─── Task input ───

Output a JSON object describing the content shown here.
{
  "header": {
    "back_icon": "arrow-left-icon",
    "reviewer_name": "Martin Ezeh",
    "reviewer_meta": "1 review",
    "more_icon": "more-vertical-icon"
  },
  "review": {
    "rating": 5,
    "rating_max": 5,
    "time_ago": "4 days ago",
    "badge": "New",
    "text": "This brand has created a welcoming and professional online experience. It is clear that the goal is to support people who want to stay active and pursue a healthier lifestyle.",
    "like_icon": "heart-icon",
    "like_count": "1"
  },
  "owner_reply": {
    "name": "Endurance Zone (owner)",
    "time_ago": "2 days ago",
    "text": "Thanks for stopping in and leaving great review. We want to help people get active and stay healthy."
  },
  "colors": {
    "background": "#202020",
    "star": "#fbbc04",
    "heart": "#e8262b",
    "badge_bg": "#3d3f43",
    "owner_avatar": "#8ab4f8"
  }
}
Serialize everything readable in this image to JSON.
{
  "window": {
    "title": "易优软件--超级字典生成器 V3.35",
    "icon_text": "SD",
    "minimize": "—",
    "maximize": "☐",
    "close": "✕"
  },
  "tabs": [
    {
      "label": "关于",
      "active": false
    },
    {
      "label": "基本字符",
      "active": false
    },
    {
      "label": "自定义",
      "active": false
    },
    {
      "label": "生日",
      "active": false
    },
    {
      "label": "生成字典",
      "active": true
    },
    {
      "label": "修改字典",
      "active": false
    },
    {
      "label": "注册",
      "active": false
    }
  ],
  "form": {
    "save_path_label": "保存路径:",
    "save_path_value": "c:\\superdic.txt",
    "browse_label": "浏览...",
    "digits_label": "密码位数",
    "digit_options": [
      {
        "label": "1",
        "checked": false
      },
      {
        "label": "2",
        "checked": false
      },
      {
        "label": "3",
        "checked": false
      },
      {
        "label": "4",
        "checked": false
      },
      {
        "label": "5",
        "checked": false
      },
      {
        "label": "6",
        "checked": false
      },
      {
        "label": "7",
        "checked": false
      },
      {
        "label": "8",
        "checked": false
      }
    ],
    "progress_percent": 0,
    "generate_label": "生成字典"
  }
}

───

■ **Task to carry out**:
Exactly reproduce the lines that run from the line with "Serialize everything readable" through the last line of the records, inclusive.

■ **Response**:
Serialize everything readable in this image to JSON.
{
  "window": {
    "title": "易优软件--超级字典生成器 V3.35",
    "icon_text": "SD",
    "minimize": "—",
    "maximize": "☐",
    "close": "✕"
  },
  "tabs": [
    {
      "label": "关于",
      "active": false
    },
    {
      "label": "基本字符",
      "active": false
    },
    {
      "label": "自定义",
      "active": false
    },
    {
      "label": "生日",
      "active": false
    },
    {
      "label": "生成字典",
      "active": true
    },
    {
      "label": "修改字典",
      "active": false
    },
    {
      "label": "注册",
      "active": false
    }
  ],
  "form": {
    "save_path_label": "保存路径:",
    "save_path_value": "c:\\superdic.txt",
    "browse_label": "浏览...",
    "digits_label": "密码位数",
    "digit_options": [
      {
        "label": "1",
        "checked": false
      },
      {
        "label": "2",
        "checked": false
      },
      {
        "label": "3",
        "checked": false
      },
      {
        "label": "4",
        "checked": false
      },
      {
        "label": "5",
        "checked": false
      },
      {
        "label": "6",
        "checked": false
      },
      {
        "label": "7",
        "checked": false
      },
      {
        "label": "8",
        "checked": false
      }
    ],
    "progress_percent": 0,
    "generate_label": "生成字典"
  }
}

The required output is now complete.